Entries shown ▸
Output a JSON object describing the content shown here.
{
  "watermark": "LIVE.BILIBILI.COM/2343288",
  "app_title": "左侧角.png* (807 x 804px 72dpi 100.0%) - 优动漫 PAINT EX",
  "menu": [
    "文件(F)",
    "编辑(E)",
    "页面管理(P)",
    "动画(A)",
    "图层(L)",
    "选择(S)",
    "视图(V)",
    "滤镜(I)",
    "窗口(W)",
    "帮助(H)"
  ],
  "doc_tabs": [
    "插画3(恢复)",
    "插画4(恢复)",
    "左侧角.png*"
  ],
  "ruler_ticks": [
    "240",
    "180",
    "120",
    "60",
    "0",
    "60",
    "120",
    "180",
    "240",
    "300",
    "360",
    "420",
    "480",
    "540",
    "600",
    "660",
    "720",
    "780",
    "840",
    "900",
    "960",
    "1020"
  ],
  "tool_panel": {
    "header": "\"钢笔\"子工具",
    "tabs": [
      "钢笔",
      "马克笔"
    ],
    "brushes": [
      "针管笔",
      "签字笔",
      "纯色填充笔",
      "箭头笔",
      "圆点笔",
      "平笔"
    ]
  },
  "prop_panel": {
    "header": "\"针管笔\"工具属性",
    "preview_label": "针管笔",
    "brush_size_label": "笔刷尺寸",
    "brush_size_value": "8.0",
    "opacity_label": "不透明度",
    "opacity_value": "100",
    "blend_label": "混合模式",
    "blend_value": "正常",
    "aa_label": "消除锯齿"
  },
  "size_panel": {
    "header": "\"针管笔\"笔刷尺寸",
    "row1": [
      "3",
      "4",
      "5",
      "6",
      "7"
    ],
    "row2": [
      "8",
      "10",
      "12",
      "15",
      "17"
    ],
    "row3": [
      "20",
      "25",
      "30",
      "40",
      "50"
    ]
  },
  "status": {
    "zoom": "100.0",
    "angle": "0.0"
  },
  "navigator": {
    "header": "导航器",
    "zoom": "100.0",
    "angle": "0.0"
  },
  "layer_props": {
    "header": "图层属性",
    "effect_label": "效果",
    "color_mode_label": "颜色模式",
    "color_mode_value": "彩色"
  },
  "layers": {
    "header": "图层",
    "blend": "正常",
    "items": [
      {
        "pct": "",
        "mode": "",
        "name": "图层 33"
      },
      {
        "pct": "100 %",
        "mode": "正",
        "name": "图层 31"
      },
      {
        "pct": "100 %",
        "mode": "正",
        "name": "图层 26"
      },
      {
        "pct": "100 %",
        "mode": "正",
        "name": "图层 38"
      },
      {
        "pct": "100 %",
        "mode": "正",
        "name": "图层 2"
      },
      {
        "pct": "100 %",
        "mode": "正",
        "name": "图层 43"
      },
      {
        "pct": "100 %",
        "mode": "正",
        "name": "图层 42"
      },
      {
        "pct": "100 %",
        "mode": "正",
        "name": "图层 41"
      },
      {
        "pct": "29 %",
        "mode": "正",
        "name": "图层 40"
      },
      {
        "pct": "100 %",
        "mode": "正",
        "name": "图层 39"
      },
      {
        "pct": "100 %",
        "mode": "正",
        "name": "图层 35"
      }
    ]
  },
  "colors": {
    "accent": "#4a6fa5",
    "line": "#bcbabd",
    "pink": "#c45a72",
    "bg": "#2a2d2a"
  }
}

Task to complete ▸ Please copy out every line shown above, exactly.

Solution to this task ▸
Output a JSON object describing the content shown here.
{
  "watermark": "LIVE.BILIBILI.COM/2343288",
  "app_title": "左侧角.png* (807 x 804px 72dpi 100.0%) - 优动漫 PAINT EX",
  "menu": [
    "文件(F)",
    "编辑(E)",
    "页面管理(P)",
    "动画(A)",
    "图层(L)",
    "选择(S)",
    "视图(V)",
    "滤镜(I)",
    "窗口(W)",
    "帮助(H)"
  ],
  "doc_tabs": [
    "插画3(恢复)",
    "插画4(恢复)",
    "左侧角.png*"
  ],
  "ruler_ticks": [
    "240",
    "180",
    "120",
    "60",
    "0",
    "60",
    "120",
    "180",
    "240",
    "300",
    "360",
    "420",
    "480",
    "540",
    "600",
    "660",
    "720",
    "780",
    "840",
    "900",
    "960",
    "1020"
  ],
  "tool_panel": {
    "header": "\"钢笔\"子工具",
    "tabs": [
      "钢笔",
      "马克笔"
    ],
    "brushes": [
      "针管笔",
      "签字笔",
      "纯色填充笔",
      "箭头笔",
      "圆点笔",
      "平笔"
    ]
  },
  "prop_panel": {
    "header": "\"针管笔\"工具属性",
    "preview_label": "针管笔",
    "brush_size_label": "笔刷尺寸",
    "brush_size_value": "8.0",
    "opacity_label": "不透明度",
    "opacity_value": "100",
    "blend_label": "混合模式",
    "blend_value": "正常",
    "aa_label": "消除锯齿"
  },
  "size_panel": {
    "header": "\"针管笔\"笔刷尺寸",
    "row1": [
      "3",
      "4",
      "5",
      "6",
      "7"
    ],
    "row2": [
      "8",
      "10",
      "12",
      "15",
      "17"
    ],
    "row3": [
      "20",
      "25",
      "30",
      "40",
      "50"
    ]
  },
  "status": {
    "zoom": "100.0",
    "angle": "0.0"
  },
  "navigator": {
    "header": "导航器",
    "zoom": "100.0",
    "angle": "0.0"
  },
  "layer_props": {
    "header": "图层属性",
    "effect_label": "效果",
    "color_mode_label": "颜色模式",
    "color_mode_value": "彩色"
  },
  "layers": {
    "header": "图层",
    "blend": "正常",
    "items": [
      {
        "pct": "",
        "mode": "",
        "name": "图层 33"
      },
      {
        "pct": "100 %",
        "mode": "正",
        "name": "图层 31"
      },
      {
        "pct": "100 %",
        "mode": "正",
        "name": "图层 26"
      },
      {
        "pct": "100 %",
        "mode": "正",
        "name": "图层 38"
      },
      {
        "pct": "100 %",
        "mode": "正",
        "name": "图层 2"
      },
      {
        "pct": "100 %",
        "mode": "正",
        "name": "图层 43"
      },
      {
        "pct": "100 %",
        "mode": "正",
        "name": "图层 42"
      },
      {
        "pct": "100 %",
        "mode": "正",
        "name": "图层 41"
      },
      {
        "pct": "29 %",
        "mode": "正",
        "name": "图层 40"
      },
      {
        "pct": "100 %",
        "mode": "正",
        "name": "图层 39"
      },
      {
        "pct": "100 %",
        "mode": "正",
        "name": "图层 35"
      }
    ]
  },
  "colors": {
    "accent": "#4a6fa5",
    "line": "#bcbabd",
    "pink": "#c45a72",
    "bg": "#2a2d2a"
  }
}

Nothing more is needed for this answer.